==== RECORDS TO USE ====

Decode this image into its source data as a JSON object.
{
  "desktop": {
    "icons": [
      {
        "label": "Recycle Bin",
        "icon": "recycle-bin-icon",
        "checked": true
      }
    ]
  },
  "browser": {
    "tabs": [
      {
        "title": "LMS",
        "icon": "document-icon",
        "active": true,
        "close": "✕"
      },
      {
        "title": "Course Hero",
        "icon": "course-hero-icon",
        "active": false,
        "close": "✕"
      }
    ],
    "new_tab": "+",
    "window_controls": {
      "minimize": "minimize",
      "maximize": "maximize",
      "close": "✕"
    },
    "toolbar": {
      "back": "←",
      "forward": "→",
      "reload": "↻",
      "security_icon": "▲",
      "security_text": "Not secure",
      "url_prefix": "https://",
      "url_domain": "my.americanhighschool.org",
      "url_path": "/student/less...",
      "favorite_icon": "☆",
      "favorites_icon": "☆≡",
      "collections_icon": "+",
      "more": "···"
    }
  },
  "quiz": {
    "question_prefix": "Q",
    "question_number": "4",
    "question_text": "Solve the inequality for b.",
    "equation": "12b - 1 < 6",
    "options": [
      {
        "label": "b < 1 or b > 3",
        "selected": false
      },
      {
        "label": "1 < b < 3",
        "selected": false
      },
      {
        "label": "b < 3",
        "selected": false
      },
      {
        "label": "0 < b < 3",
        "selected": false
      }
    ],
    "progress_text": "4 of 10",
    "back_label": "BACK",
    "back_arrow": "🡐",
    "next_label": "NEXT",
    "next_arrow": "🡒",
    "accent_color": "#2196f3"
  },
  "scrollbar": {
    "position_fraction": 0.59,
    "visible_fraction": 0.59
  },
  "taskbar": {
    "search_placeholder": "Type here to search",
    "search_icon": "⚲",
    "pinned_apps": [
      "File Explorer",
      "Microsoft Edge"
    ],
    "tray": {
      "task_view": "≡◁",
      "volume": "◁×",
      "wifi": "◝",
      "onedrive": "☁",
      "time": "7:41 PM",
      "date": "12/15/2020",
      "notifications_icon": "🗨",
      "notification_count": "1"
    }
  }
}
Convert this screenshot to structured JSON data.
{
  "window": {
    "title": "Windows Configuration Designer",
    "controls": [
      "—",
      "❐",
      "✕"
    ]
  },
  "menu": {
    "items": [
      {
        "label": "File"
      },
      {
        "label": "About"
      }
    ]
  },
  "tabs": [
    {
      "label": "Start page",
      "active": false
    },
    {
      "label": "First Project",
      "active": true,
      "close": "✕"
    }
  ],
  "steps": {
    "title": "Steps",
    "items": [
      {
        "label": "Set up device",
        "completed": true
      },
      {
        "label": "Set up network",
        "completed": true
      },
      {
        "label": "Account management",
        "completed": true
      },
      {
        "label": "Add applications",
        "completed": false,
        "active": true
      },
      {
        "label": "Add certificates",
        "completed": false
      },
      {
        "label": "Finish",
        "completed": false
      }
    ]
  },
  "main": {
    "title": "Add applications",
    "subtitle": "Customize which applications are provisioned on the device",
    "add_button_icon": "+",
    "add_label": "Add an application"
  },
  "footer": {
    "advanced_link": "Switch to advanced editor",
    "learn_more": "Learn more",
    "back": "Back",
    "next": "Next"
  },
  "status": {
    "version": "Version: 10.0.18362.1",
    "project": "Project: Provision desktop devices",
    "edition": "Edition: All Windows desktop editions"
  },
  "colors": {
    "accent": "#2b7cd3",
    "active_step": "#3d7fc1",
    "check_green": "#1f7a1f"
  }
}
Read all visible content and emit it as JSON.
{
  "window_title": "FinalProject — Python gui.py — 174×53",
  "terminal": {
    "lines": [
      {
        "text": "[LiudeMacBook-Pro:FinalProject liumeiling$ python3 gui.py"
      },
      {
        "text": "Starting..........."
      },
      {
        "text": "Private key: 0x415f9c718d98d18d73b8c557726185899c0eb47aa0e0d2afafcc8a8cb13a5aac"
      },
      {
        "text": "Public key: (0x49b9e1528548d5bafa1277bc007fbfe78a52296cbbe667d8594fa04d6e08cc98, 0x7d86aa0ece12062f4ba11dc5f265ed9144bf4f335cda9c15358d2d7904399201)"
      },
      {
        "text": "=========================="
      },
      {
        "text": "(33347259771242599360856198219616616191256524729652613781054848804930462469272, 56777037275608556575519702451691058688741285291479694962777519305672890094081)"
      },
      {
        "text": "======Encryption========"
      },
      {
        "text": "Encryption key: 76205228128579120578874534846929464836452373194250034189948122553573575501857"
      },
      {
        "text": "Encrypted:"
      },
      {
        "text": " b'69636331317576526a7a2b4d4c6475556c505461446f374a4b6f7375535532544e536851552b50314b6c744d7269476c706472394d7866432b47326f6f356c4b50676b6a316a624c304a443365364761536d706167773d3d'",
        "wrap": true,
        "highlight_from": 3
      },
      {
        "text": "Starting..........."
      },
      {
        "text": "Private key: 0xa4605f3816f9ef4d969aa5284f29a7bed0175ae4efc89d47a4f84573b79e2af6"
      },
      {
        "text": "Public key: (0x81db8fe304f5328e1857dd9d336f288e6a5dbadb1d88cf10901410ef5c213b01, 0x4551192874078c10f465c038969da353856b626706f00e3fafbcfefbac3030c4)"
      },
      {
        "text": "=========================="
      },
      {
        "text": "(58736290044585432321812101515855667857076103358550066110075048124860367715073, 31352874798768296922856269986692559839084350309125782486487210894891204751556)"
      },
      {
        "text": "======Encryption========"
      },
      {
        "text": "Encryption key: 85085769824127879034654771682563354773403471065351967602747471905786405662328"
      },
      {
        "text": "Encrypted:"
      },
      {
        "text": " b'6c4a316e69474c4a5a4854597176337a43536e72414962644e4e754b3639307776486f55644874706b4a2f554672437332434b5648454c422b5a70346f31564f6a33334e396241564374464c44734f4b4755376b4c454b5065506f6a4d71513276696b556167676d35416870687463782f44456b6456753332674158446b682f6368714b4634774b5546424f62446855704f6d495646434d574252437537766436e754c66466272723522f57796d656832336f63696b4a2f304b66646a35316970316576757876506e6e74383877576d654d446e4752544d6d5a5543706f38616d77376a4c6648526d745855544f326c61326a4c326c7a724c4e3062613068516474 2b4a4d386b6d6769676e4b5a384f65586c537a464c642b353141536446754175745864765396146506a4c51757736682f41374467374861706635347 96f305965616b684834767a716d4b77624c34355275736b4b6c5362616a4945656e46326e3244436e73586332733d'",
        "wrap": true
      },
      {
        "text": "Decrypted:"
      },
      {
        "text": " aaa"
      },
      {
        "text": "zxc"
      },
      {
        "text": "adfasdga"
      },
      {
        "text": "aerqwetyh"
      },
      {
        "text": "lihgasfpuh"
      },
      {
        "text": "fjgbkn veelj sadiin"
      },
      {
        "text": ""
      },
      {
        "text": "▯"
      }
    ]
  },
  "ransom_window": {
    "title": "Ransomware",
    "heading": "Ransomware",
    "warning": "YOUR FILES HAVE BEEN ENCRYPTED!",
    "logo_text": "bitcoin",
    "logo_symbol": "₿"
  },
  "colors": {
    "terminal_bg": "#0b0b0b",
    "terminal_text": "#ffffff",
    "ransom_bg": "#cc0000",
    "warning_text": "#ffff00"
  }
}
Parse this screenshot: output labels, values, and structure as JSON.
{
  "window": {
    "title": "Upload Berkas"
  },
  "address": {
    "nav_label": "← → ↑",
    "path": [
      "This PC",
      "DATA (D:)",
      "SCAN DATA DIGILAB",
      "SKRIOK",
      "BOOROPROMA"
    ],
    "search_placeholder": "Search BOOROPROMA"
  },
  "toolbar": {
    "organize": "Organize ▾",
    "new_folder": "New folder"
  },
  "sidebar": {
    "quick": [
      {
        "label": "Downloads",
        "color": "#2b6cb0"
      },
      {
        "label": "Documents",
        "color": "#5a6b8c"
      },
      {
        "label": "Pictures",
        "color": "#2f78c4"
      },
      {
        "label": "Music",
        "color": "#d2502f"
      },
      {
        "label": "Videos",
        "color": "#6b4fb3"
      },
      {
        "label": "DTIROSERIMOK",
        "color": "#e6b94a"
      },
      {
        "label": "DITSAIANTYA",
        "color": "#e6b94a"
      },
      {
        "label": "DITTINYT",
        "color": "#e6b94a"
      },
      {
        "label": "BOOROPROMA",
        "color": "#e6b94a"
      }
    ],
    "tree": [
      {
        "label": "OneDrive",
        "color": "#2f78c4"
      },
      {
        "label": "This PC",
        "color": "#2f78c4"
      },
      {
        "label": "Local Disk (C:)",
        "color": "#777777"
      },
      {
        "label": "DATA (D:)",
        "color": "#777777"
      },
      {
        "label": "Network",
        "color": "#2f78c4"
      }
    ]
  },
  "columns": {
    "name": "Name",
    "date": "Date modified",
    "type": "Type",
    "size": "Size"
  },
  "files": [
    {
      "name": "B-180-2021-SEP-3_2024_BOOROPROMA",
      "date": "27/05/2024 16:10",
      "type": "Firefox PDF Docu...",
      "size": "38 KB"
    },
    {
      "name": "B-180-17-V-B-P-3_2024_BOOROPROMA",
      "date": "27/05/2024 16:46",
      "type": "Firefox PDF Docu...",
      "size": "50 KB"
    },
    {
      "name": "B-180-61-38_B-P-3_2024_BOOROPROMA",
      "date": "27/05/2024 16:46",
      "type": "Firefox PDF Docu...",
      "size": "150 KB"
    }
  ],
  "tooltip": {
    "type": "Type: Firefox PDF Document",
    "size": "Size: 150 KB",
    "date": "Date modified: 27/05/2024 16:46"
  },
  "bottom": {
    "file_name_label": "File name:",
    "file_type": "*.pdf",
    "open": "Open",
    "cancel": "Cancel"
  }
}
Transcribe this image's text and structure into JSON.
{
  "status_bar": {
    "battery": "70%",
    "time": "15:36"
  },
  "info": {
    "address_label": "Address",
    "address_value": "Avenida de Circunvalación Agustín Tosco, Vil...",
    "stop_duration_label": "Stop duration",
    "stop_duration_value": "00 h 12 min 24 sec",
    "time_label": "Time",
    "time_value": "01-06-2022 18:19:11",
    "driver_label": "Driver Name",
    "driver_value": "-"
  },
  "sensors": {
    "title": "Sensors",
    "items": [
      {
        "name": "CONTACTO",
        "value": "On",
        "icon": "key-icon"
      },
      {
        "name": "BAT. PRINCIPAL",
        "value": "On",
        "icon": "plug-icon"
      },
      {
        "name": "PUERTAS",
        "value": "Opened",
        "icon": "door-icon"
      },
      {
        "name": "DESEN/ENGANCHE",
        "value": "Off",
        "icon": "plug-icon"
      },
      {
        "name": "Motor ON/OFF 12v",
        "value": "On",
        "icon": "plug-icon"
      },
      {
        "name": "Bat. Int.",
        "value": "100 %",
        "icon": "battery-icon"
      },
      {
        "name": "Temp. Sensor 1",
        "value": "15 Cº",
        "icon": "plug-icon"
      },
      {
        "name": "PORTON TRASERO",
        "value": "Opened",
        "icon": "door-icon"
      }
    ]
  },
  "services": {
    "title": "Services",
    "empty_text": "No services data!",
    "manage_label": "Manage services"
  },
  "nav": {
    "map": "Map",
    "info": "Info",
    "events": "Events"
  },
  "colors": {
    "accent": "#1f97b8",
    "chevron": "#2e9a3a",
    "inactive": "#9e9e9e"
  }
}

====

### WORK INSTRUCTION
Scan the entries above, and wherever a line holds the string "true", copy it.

### FINAL ANSWER
        "checked": true
        "active": true,
      "active": true,
        "completed": true
        "completed": true
        "completed": true
        "active": true
        "wrap": true,
        "wrap": true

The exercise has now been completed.